"a day that will live in infamy" (in a positive way)

Joel S. Berson Berson at ATT.NET
Sat Jun 2 15:42:24 UTC 2012

At 6/2/2012 12:13 AM, Laurence Horn wrote:
>I know I've usually heard it as "a day that will live in infamy",
>and I remember hearing FDR's actual recording (more than once) refer
>to 12/7/1941 as "a date which will live in infamy", but before
>tonight, I've never heard it used in celebration.

One can still hear it on YouTube.
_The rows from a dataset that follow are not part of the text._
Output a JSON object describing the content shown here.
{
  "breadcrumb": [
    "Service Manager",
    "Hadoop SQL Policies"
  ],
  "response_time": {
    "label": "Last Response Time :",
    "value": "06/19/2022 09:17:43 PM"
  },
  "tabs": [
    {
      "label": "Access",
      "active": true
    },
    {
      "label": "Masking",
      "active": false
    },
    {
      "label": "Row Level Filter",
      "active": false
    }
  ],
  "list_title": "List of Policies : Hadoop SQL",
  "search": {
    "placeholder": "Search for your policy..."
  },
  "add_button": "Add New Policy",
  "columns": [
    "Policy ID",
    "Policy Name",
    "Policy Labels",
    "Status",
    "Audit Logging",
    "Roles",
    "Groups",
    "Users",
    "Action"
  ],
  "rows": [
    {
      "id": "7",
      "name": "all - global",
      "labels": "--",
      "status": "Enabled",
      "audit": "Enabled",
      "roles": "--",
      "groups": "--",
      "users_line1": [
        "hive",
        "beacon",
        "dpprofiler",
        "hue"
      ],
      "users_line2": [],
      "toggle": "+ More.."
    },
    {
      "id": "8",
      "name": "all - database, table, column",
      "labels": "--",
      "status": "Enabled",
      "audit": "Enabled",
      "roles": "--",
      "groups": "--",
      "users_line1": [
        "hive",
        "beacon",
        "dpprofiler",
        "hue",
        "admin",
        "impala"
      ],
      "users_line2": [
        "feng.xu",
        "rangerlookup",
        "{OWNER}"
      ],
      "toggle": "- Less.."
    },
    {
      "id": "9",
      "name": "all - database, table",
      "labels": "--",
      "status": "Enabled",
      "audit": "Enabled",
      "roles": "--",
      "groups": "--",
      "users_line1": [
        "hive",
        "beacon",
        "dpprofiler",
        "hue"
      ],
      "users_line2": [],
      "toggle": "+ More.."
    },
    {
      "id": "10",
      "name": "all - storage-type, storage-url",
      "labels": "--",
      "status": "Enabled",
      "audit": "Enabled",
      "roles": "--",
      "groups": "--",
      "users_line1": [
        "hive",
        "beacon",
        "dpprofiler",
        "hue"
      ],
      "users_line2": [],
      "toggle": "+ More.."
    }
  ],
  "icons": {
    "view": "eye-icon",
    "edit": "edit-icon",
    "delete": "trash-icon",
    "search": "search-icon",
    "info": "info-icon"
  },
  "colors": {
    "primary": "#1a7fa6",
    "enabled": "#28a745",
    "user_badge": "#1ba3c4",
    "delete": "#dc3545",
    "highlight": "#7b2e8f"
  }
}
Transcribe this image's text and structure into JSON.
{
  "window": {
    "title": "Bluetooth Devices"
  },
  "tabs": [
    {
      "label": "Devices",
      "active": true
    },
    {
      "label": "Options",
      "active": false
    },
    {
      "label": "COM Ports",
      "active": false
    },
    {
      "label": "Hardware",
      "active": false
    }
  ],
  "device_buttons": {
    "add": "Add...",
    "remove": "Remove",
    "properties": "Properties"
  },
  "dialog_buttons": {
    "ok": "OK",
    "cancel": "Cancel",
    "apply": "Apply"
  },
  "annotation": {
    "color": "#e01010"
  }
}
> > [I wrote]
> > 2)  Larry heard it, I didn't.  But was Oejda thinking of the hit that
> > landed on the foul line (a tennis umpire would have run down from his
> > chair to point to the ball mark) but was called foul, thus allowing
> > the no-hitter to continue?  That would make it an "infamous" no-hitter.
> >
>No, Ojeda--who was positively bubbling about the game--didn't
>mention Beltran's chalk-duster.  In fact it didn't come up at all in
>that post-game colloquy on SNY, although it did on ESPN's
>SportsCenter.  (I don't think umpires are allowed to reverse
>fair/foul calls on non-home runs by checking replay the way tennis
>umpires/linespeople can, so the blown call would have stuck.  And
>this one still isn't as infamous as the blown call that led to a
>non-no hitter by that Tigers' pitcher whose name I've already forgotten.)

Thanks, Larry, for clarifying.  As I said, I did not hear Ojeda, but
since I did hear discussion about how the "foul" should have been
called a hit I did wonder.

The infamous call was against Armando Galarraga -- and, with two outs
in the ninth, it spoiled not just a no-hitter but a potential perfect
game.  Wednesday, June 2, 2010.  That call easily and could have been
reversed -- obviously, there was no one on base.


>The American Dialect Society - http://www.americandialect.org

The American Dialect Society - http://www.americandialect.org

More information about the Ads-l mailing list